WHEREAS, a rare disease or disorder is a physical condition that affects fewer than 200,000 people. Approximately 25 million people in the United States and 400 million worldwide are affected by Rare Diseases and Disorders; and
WHEREAS, there are many different causes of rare diseases and disorders, the majority are thought to be genetic – caused by changes in genes or chromosomes; however, the exact cause of many rare diseases remains unknown, making research, diagnosis, and treatment difficult; and
WHEREAS, many rare diseases are serious and debilitating conditions that have a significant impact on the lives of those affected. Individuals and families affected by rare diseases often experience problems such as a sense of isolation, difficulty obtaining an accurate and timely diagnosis, few treatment options, and problems related to accessing or being reimbursed for treatment; and

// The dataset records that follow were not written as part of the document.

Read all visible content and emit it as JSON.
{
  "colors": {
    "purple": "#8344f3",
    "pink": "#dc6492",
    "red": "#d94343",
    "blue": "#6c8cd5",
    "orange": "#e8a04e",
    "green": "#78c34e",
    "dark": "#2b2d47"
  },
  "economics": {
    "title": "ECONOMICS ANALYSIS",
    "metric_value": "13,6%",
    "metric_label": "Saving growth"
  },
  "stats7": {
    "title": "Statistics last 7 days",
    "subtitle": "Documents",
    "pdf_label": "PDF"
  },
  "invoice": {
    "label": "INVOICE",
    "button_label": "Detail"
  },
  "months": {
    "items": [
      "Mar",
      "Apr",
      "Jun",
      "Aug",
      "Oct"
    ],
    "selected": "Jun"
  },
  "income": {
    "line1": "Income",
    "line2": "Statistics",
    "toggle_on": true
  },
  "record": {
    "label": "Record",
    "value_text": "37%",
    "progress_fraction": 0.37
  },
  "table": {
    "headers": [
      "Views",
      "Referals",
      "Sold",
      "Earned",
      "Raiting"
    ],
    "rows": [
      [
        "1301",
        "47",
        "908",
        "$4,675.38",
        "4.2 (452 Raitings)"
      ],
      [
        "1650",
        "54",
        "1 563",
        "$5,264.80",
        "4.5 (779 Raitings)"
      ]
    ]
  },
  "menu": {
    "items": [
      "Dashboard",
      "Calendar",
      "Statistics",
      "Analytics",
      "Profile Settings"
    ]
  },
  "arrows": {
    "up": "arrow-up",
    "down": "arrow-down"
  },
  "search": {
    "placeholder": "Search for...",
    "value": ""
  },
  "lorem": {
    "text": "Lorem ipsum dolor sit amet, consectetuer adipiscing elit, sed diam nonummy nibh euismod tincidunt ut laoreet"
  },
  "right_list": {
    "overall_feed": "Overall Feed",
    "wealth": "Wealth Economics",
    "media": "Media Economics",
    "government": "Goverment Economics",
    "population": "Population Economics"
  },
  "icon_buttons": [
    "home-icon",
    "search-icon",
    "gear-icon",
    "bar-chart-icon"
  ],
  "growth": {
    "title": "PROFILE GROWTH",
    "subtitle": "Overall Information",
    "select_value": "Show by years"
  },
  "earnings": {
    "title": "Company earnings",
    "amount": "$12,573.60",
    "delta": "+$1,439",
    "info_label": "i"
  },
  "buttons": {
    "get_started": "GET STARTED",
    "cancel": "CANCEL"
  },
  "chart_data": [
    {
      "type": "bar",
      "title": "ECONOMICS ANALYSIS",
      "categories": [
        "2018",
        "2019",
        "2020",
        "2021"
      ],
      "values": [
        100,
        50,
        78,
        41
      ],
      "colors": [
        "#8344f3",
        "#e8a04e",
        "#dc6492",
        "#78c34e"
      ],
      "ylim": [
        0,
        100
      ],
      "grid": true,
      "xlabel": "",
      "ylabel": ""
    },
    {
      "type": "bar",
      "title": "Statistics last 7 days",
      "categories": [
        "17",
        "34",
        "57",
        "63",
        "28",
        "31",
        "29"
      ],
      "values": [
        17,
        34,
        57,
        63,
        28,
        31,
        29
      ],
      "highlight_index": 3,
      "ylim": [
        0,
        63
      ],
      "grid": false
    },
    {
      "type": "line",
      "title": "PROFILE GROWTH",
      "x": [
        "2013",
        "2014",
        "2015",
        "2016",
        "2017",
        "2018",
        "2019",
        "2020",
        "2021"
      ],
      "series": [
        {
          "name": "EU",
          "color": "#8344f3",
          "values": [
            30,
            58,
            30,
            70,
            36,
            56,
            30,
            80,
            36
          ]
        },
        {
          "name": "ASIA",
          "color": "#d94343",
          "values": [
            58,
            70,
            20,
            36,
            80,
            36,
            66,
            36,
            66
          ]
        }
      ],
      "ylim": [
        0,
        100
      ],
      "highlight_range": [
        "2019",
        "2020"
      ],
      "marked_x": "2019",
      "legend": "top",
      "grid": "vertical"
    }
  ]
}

WHEREAS, some rare diseases and disorders, such as Huntington’s Disease are relatively well known because of successful awareness campaigns, many are not, such as Evan’s syndrome, a very rare autoimmune disorder, which causes the sufferer’s immune system to destroy their body’s red and white blood cells, and/or platelets. This syndrome can cause symptoms such as fatigue and light-headedness; and
WHEREAS, Lafora disease, a severe form of progressive myoclonus epilepsy, is a genetic disorder in which the person has epileptic seizures in late childhood or adolescence. Those suffering from Lafora disease may also experience symptoms such as, difficulty walking, muscle spasms, dementia, and rapid cognitive deterioration. This condition often ends in death; and
WHEREAS, with approximately 7,000 conditions designated as rare diseases, and limited research and treatment options, the process of diagnoses can be extremely challenging; and
WHEREAS, Rare Disease and Disorder Day provides an opportunity to raise awareness of the many rare diseases and disorders affecting the lives of countless Alaskans, which can lead to more research, quicker diagnoses, and better treatment options for our neighbors and friends.
NOW THEREFORE, I, Mike Dunleavy, GOVERNOR OF THE STATE OF ALASKA, do hereby proclaim February 28, 2022 as:
Rare Disease and Disorder Day
in Alaska, and encourage all Alaskans to offer support to those who suffer from rare diseases and disorders, promote and raise awareness within their communities, and celebrate the progress being made by medical professionals and researchers worldwide.
Dated: February 28, 2022